In an interview in Dubai, where his Virgin Atlantic airline began flights from London this week, Branson said other companies offering space travel had not matched the progress made by the Virgin Galactic venture.
"A number of companies around the world are offering space travel but they haven't tested and built any space ships. They certainly haven't had test flights into space," Branson said.
"Virgin is the only company in the world that has actually achieved that," he added.
Virgin Galactic will offer space flights for $200,000, and says it has already received more than 150 firm reservations and taken $13.1 million in deposits. Some 45,000 people have expressed an interest in the trips.
The spacecraft to be used by Virgin is based on SpaceShipOne, which in 2004 won the $10 million Ansari X prize offered to the first private organisation to launch a reusable manned spacecraft into space twice within two weeks. Virgin is building five models of SpaceShipTwo, a larger version.
The craft is attached to a larger plane -- White Knight Two -- for take-off from the ground, and then detaches at 50,000 feet from the carrier aircraft before accelerating rapidly and entering sub-orbital space.

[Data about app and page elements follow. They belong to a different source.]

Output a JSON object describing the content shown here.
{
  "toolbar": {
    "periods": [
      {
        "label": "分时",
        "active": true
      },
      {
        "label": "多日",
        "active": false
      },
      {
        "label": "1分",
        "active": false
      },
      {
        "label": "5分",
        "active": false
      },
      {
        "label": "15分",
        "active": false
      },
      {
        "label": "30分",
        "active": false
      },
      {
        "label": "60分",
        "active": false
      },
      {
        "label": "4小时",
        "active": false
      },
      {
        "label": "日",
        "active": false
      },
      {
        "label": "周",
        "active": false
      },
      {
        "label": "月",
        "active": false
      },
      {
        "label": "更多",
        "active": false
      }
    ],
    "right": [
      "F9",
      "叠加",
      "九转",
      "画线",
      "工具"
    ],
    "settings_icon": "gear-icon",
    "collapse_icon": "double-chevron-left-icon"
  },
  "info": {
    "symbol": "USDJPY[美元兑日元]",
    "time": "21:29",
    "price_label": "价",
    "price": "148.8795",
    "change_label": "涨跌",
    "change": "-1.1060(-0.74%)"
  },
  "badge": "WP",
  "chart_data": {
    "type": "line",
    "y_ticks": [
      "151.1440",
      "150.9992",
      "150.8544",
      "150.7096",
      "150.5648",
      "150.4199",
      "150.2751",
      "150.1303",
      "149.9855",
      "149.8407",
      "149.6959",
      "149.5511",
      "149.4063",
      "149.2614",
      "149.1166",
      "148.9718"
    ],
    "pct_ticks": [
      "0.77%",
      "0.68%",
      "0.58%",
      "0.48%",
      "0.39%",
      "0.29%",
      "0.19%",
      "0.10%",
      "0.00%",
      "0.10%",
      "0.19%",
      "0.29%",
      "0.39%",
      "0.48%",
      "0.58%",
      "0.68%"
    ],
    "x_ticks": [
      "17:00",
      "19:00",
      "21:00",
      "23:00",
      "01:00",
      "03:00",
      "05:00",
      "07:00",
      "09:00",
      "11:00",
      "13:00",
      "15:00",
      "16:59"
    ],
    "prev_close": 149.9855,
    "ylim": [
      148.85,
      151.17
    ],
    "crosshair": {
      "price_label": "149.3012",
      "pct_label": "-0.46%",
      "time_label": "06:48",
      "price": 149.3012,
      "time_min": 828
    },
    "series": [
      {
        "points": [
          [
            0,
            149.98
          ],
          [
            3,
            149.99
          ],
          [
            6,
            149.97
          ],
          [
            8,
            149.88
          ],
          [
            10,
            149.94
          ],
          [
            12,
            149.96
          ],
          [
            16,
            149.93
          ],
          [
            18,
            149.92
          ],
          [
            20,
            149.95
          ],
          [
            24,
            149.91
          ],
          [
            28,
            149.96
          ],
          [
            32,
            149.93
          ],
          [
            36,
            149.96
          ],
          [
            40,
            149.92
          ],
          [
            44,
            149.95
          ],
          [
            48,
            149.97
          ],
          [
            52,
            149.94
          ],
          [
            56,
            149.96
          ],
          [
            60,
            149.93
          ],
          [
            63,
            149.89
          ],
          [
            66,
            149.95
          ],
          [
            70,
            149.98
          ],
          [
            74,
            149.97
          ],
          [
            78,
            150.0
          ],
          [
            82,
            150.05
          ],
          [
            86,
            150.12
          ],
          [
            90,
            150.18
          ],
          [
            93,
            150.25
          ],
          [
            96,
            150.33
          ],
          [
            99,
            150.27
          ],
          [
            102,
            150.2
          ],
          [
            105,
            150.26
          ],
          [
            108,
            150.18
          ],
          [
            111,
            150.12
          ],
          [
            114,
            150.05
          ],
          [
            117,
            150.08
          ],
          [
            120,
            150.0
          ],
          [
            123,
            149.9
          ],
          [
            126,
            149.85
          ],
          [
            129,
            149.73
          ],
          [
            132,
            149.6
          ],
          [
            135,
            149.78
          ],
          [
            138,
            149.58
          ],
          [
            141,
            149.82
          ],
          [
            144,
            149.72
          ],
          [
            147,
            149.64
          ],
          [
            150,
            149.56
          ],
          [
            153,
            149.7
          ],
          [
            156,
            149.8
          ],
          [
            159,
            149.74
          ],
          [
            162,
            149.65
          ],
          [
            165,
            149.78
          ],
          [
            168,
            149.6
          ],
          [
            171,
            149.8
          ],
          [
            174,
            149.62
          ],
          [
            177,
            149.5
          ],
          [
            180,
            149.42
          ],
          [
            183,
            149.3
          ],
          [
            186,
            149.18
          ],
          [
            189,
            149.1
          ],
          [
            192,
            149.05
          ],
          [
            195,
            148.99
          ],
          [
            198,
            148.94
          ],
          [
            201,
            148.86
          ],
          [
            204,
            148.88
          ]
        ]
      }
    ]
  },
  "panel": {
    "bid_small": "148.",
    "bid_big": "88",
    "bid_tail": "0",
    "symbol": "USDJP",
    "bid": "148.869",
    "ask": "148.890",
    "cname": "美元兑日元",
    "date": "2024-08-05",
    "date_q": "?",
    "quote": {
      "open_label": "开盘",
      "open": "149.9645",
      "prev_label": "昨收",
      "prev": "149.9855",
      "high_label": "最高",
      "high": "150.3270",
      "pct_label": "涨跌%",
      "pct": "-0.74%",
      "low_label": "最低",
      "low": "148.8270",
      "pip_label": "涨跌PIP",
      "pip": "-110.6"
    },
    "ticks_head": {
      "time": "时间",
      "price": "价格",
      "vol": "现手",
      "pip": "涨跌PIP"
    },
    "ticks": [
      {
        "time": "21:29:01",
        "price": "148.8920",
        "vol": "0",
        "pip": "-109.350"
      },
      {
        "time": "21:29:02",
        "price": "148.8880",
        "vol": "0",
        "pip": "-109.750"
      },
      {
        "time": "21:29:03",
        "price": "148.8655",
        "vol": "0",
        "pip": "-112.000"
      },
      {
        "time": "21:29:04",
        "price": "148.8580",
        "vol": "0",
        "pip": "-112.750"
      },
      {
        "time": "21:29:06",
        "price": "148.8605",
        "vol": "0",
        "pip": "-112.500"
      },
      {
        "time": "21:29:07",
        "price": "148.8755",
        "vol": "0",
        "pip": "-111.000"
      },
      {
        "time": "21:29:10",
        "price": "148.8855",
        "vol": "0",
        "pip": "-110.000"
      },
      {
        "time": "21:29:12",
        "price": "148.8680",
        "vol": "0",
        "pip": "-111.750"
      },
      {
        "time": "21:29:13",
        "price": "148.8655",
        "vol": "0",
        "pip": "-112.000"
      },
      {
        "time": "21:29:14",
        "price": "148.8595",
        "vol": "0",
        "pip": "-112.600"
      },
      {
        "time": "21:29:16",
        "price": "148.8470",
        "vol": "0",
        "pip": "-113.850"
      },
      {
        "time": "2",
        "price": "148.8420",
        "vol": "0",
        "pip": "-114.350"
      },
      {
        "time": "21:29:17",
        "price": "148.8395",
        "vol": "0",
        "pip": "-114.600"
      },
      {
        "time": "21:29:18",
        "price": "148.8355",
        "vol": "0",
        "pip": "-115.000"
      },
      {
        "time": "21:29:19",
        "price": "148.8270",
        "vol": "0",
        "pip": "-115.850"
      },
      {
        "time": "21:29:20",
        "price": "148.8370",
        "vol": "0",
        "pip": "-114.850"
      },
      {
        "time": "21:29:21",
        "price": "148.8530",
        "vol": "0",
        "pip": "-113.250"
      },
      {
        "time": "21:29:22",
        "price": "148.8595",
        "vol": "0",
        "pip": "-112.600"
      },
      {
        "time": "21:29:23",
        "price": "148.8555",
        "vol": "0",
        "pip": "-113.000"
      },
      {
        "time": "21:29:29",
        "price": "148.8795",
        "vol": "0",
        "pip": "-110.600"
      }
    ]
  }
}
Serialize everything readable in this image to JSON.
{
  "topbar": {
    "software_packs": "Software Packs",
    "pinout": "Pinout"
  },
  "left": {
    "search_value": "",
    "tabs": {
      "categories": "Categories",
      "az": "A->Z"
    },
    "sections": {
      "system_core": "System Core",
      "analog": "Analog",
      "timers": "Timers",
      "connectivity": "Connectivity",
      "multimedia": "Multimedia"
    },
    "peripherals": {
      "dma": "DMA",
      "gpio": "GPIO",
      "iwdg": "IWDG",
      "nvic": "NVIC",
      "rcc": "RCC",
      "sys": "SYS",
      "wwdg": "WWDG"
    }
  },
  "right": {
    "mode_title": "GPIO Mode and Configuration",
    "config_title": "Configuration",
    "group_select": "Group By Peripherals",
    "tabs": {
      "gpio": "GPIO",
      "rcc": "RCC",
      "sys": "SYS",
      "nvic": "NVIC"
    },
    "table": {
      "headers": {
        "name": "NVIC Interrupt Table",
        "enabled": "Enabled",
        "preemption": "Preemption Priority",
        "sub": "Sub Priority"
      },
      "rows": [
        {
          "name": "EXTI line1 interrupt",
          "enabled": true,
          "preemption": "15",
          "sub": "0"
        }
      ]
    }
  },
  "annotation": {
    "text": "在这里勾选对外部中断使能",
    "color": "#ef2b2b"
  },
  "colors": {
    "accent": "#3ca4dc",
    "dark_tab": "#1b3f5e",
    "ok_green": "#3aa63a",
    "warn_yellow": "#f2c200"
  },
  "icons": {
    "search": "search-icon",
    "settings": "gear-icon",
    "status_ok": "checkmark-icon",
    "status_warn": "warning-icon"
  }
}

Virgin says customers will spend 15 minutes in space, including five minutes of weightlessness.
"You'll go up under the mother ship, attached to it; you'll be dropped away and then you'll have the rush of your life as the craft goes from zero miles an hour to 4,000 miles an hour, taking you into space where you will be able to unfasten your seatbelt and enjoy weightlessness, see the curve of the earth and see the atmosphere," Branson said.
Family on first flight
The entrepreneur says he plans to be on the first commercial Virgin Atlantic flight along with his children and parents -- including his 91-year-old father. Branson says safety is of paramount importance to the venture.
"We have to launch this on the basis that we're giving people a return ticket," he said. "We have the best safety record in transportation of any group of companies in the world."
The venture has several competitors, including Space Adventures, a US-based company that has already sent three space tourists on a Russian Soyuz rocket to the International Space Station for $20 million each. The firm now plans to use Russian technology to send tourists on suborbital flights.
But Branson said competitors had not tested their spacecraft and he was confident Virgin was ahead.
He said he expected Virgin Galactic to be a commercially viable venture that eventually makes space travel accessible to millions of people. The venture hopes to fly 50,000 people into space in its first 10 years of operation, and Branson said that with time space travel would become cheaper.
"I don't think that anything like this could survive unless it was commercially viable," he said. "I think this can be a commercially successful venture as well as an awesome adventure."
First Published: Mar 30, 2006 10:54 IST